- There may also be a switch of contractile proteins from adult to fetal or neonatal forms. For example, during muscle hypertrophy, the α-myosin heavy chain is replaced by the β form of the myosin heavy chain, which leads to decreased myosin adenosine triphosphatase (ATPase) activity and a slower, more energetically economical contraction.

- In addition, some genes that are expressed only during early development are re-expressed in hypertrophic cells, and the products of these genes participate in the cellular response to stress.

- For example, in the embryonic heart, the gene for atrial natriuretic factor (ANF) is expressed in both the atrium and the ventricle. After birth, ventricular expression of the gene is down-regulated. Cardiac hypertrophy, however, is associated with reinduction of ANF gene expression. ANF is a peptide hormone that causes salt secretion by the kidney, decreases blood volume and pressure, and therefore serves to reduce hemodynamic load.

- What are the triggers for hypertrophy and for these changes in gene expression? In the heart, there are at least two groups of signals: mechanical triggers, such as stretch, and trophic triggers, such as polypeptide growth factors (IGF-1) and vasoactive agents (angiotensin II, α-adrenergic agonists).

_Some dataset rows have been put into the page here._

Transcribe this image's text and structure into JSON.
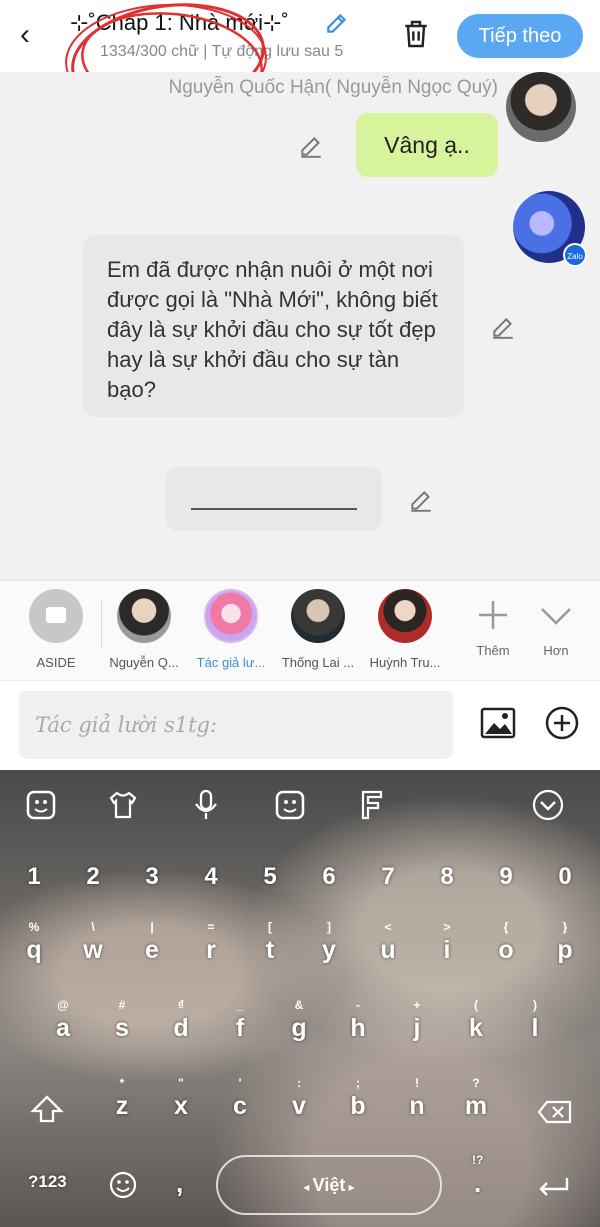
{
  "header": {
    "back_glyph": "‹",
    "title": "⊹˚Chap 1: Nhà mới⊹˚",
    "subtitle": "1334/300 chữ | Tự động lưu sau 5",
    "next_label": "Tiếp theo"
  },
  "chat": {
    "sender_name": "Nguyễn Quốc Hận( Nguyễn Ngọc Quý)",
    "my_message": "Vâng ạ..",
    "other_message": "Em đã được nhận nuôi ở một nơi được gọi là \"Nhà Mới\", không biết đây là sự khởi đầu cho sự tốt đẹp hay là sự khởi đầu cho sự tàn bạo?",
    "zalo_badge": "Zalo"
  },
  "characters": [
    {
      "name": "ASIDE"
    },
    {
      "name": "Nguyễn Q..."
    },
    {
      "name": "Tác giả lư..."
    },
    {
      "name": "Thống Lai ..."
    },
    {
      "name": "Huỳnh Tru..."
    }
  ],
  "row_actions": {
    "add_label": "Thêm",
    "more_label": "Hơn"
  },
  "input": {
    "placeholder": "Tác giả lười s1tg:"
  },
  "keyboard": {
    "number_row": [
      "1",
      "2",
      "3",
      "4",
      "5",
      "6",
      "7",
      "8",
      "9",
      "0"
    ],
    "row1": [
      {
        "hint": "%",
        "ch": "q"
      },
      {
        "hint": "\\",
        "ch": "w"
      },
      {
        "hint": "|",
        "ch": "e"
      },
      {
        "hint": "=",
        "ch": "r"
      },
      {
        "hint": "[",
        "ch": "t"
      },
      {
        "hint": "]",
        "ch": "y"
      },
      {
        "hint": "<",
        "ch": "u"
      },
      {
        "hint": ">",
        "ch": "i"
      },
      {
        "hint": "{",
        "ch": "o"
      },
      {
        "hint": "}",
        "ch": "p"
      }
    ],
    "row2": [
      {
        "hint": "@",
        "ch": "a"
      },
      {
        "hint": "#",
        "ch": "s"
      },
      {
        "hint": "₫",
        "ch": "d"
      },
      {
        "hint": "_",
        "ch": "f"
      },
      {
        "hint": "&",
        "ch": "g"
      },
      {
        "hint": "-",
        "ch": "h"
      },
      {
        "hint": "+",
        "ch": "j"
      },
      {
        "hint": "(",
        "ch": "k"
      },
      {
        "hint": ")",
        "ch": "l"
      }
    ],
    "row3": [
      {
        "hint": "*",
        "ch": "z"
      },
      {
        "hint": "\"",
        "ch": "x"
      },
      {
        "hint": "'",
        "ch": "c"
      },
      {
        "hint": ":",
        "ch": "v"
      },
      {
        "hint": ";",
        "ch": "b"
      },
      {
        "hint": "!",
        "ch": "n"
      },
      {
        "hint": "?",
        "ch": "m"
      }
    ],
    "symbols_label": "?123",
    "comma_label": ",",
    "language_label": "Việt",
    "period_label": ".",
    "period_hint": "!?"
  },
  "colors": {
    "accent_blue": "#5aa7f2",
    "my_bubble": "#d7f39b",
    "other_bubble": "#e8e8e8",
    "active_name": "#3b8fe6"
  }
}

- Current models suggest that growth factors or vasoactive agents produced by cardiac nonmuscle cells or by myocytes themselves in response to hemodynamic stress stimulate the expression of various genes, leading to myocyte hypertrophy. The size of cells is regulated by nutrients and environmental cues and involves several signal transduction pathways that are being unraveled.

- Whatever the exact mechanism of cardiac hypertrophy, it eventually reaches a limit beyond which enlargement of muscle mass is no longer able to compensate for the increased burden, and cardiac failure ensues. At this stage, a number of degenerative changes occur in the myocardial fibers, of which the most important are lysis and loss of myofibrillar contractile elements. Myocyte death can occur by either apoptosis or necrosis.

- The limiting factors for continued hypertrophy and the causes of the cardiac dysfunction are poorly understood; they may be due to limitation of the vascular supply to the enlarged fibers, diminished oxidative capabilities of mitochondria, alterations in protein synthesis and degradation, or cytoskeletal alterations.


- dilated cardiac hypertrophy
- concentric cardiac hypertrophy


- Robbins

- Tarone G, Lembo G. Molecular interplay between mechanical and humoral signalling in cardiac hypertrophy. Trends Mol Med. 2003 Sep;9(9):376-82. PMID: 13129703

- Ritter O, Neyses L. The molecular basis of myocardial hypertrophy and heart failure. Trends Mol Med. 2003 Jul;9(7):313-21. PMID: 12900219

- Molkentin JD, Dorn GW: Cytoplasmic signaling pathways that regulate cardiac hypertrophy. Annu Rev Physiol 63:391, 2001.

- MacLellan WR, Schneider MD: Genetic dissection of cardiac growth control pathways. Annu Rev Physiol 62:289, 2000.